This blog acts as a sort of test bed, aide memoire and online filing system although it seems to have taken on something of a life of its own - interested parities might like to take a look at my other blogs
Sculpture in the Paintings of Sir Peter Lely. some very brief notes - Unknown Gentleman with Bust
Sir Peter Lely (1680 - 1680).
c. 1660 - 65.
at Hatchlands Park.
Continuing with the theme of occasional posts of 17th and 18th Century Sculpture depicted in other media.
Oil on canvas
1245 x 1010 mm.
It has only tentatively been suggested that the
informality of the pose of the sitter could be an artist friend of Lely and
therefore possibly Alexander Browne who was living at Long Acre, Covent Garden,
London in the 1660s and was a teacher of Samuel Pepy's wife.
see - http://www.nationaltrustcollections.org.uk/object/1166160
Self Portrait with Statuette
1080 x 876 mm
Oil on Canvas
National Portrait Gallery
Lely succeeded Anthony van Dyck in 1661 as Principal Painter in Ordinary to the Charles II.
He was in turn followed by Godfrey Kneller in 1680 __________________________________________ Anna Marie Talbot, Countess of Shrewsbury. (1642 - 1702). nee Anna Maria Brudenell With Bust on Pedestal. Peter Lely. Her husband was Francis Talbot, 11th Earl of Shrewsbury, who died after a duel fought with the Duke of Buckingham over her.
Up, and by coach to White Hall to attend the Council
there, and here I met first by Mr. Castle the shipwright, whom I met there, and

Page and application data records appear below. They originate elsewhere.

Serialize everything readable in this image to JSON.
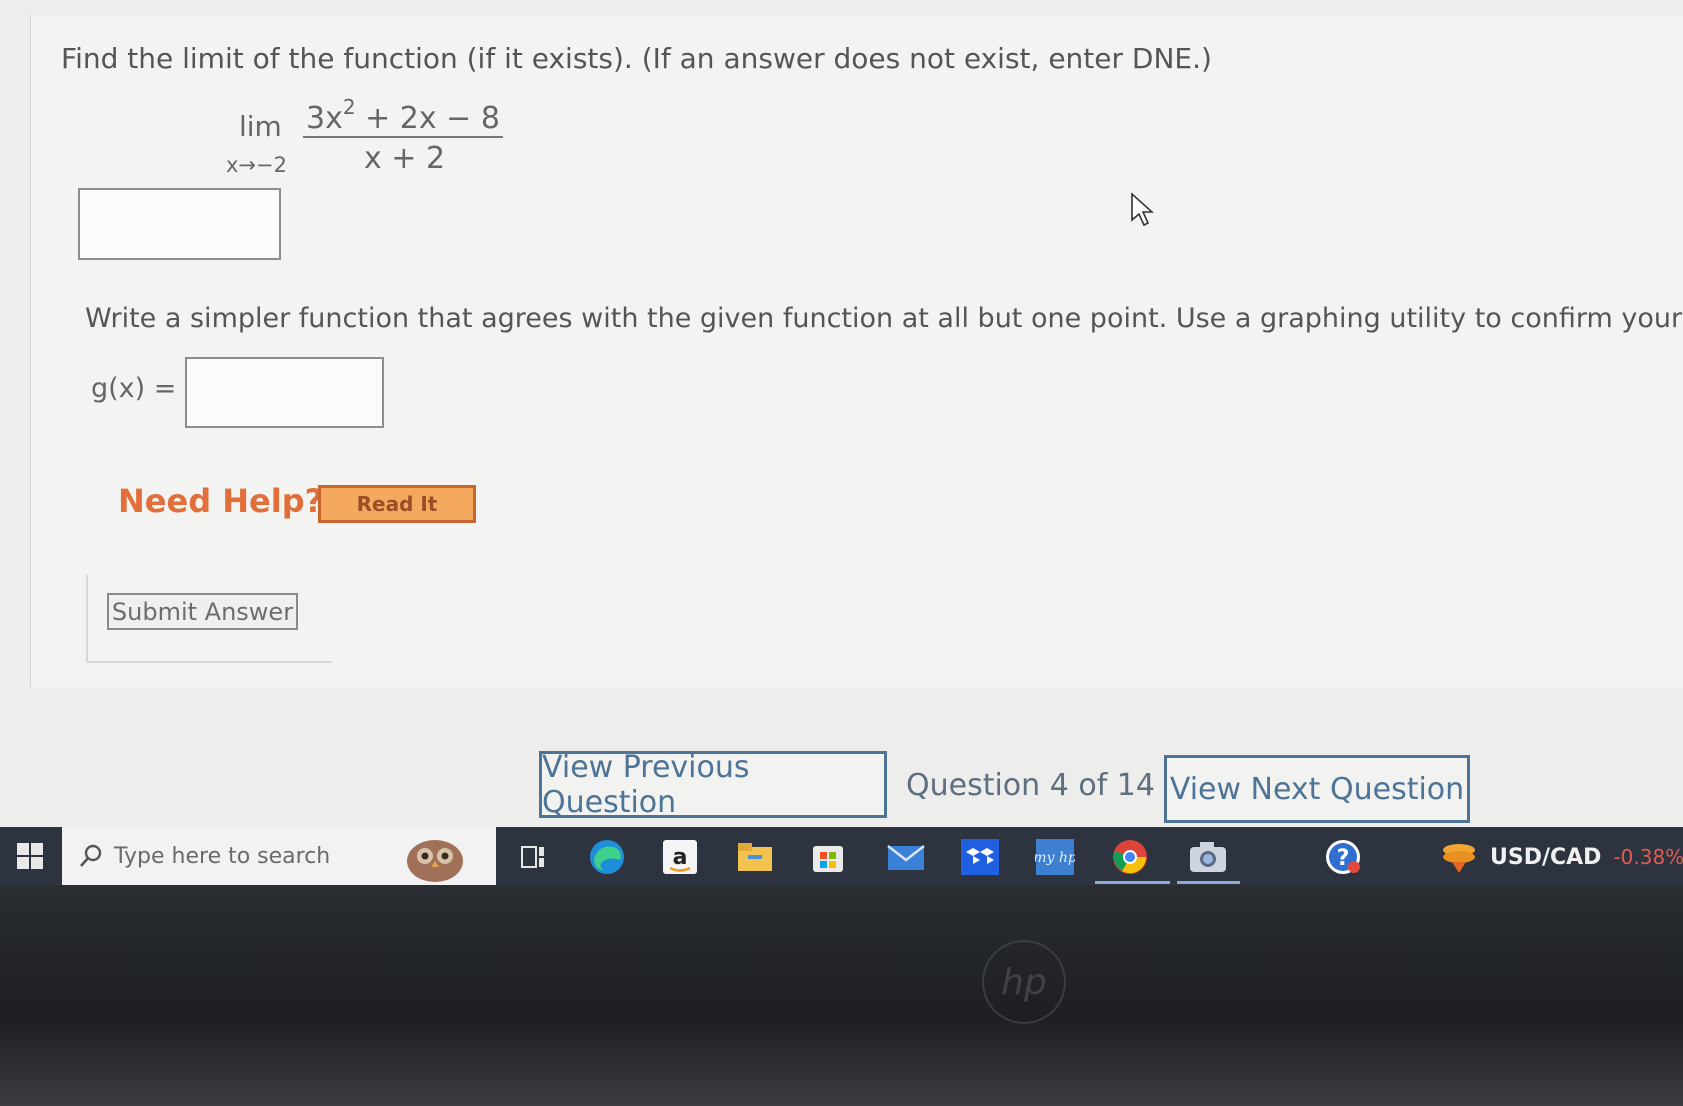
{
  "question": {
    "prompt": "Find the limit of the function (if it exists). (If an answer does not exist, enter DNE.)",
    "lim_word": "lim",
    "lim_subscript": "x→−2",
    "numerator_lead": "3x",
    "numerator_exponent": "2",
    "numerator_rest": " + 2x − 8",
    "denominator": "x + 2",
    "limit_answer_value": "",
    "prompt2": "Write a simpler function that agrees with the given function at all but one point. Use a graphing utility to confirm your re",
    "g_label": "g(x) =",
    "g_answer_value": ""
  },
  "help": {
    "label": "Need Help?",
    "read_it": "Read It"
  },
  "submit": {
    "label": "Submit Answer"
  },
  "navigation": {
    "previous": "View Previous Question",
    "position": "Question 4 of 14",
    "next": "View Next Question"
  },
  "taskbar": {
    "search_placeholder": "Type here to search",
    "icons": [
      "windows-start-icon",
      "task-view-icon",
      "edge-icon",
      "amazon-icon",
      "file-explorer-icon",
      "store-icon",
      "mail-icon",
      "dropbox-icon",
      "myhp-icon",
      "chrome-icon",
      "camera-icon",
      "help-icon"
    ],
    "ticker_label": "USD/CAD",
    "ticker_change": "-0.38%"
  },
  "colors": {
    "help_orange": "#e26f3a",
    "nav_blue": "#4d7496",
    "taskbar_bg": "#2d3440",
    "ticker_negative": "#e25c4d"
  }
}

then from the whole house the discourse of the duell yesterday between the Duke
of Buckingham, Holmes, and one Jenkins, on one side, and my Lord of Shrewsbury,
Sir John Talbot, and one Bernard Howard, on the other side: and all about my
Lady Shrewsbury, who is a whore, and is at this time, and hath for a great
while been, a whore to the Duke of Buckingham. And so her husband challenged
him, and they met yesterday in a close near Barne-Elmes, and there fought: and
my Lord Shrewsbury is run through the body, from the right breast through the
shoulder: and Sir John Talbot all along up one of his armes; and Jenkins killed
upon the place, and the rest all, in a little measure, wounded.
This will make
the world think that the King hath good councillors about him, when the Duke of
Buckingham, the greatest man about him, is a fellow of no more sobriety than to
fight about a whore. And this may prove a very bad accident to the Duke of
Buckingham, but that my Lady Castlemayne do rule all at this time as much as
ever she did, and she will, it is believed, keep all matters well with the Duke
of Buckingham: though this is a time that the King will be very backward, I
suppose, to appear in such a business. And it is pretty to hear how the King
had some notice of this challenge a week or two ago, and did give it to my Lord
Generall to confine the Duke, or take security that he should not do any such
thing as fight: and the Generall trusted to the King that he, sending for him,
would do it, and the King trusted to the Generall; and so, between both, as
everything else of the greatest moment do, do fall between two stools.
whole House full of nothing but the talk of this business; and it is said that
my Lord Shrewsbury’s case is to be feared, that he may die too; and that may
make it much the worse for the Duke of Buckingham: and I shall not be much
sorry for it, that we may have some sober man come in his room to assist in the
As a child, Bartholomew Beale assisted his mother Mary
Beale in her studio. It was expected that he too would become a painter. The
bust upon which Bartholomew rests his hand in this portrait probably alludes to
this. It appears to represent the ancient Greek poet, Homer. Blind and
impoverished, Homer had long been considered the embodiment of artistic
integrity, because he was true to his genius and did not seek to gain wealth
from his art. As such, Homer would have acted as the perfect model for an
aspiring young artist. Yet Bartholomew followed a different path and in 1680
entered Clare College, Cambridge to study medicine. In 1687, he settled in
Coventry to practise as a physician until his untimely death in 1698.
Text here lifted from Dulwich Gallery website
Self Portrait of Sir Peter Lely with architect Hugh May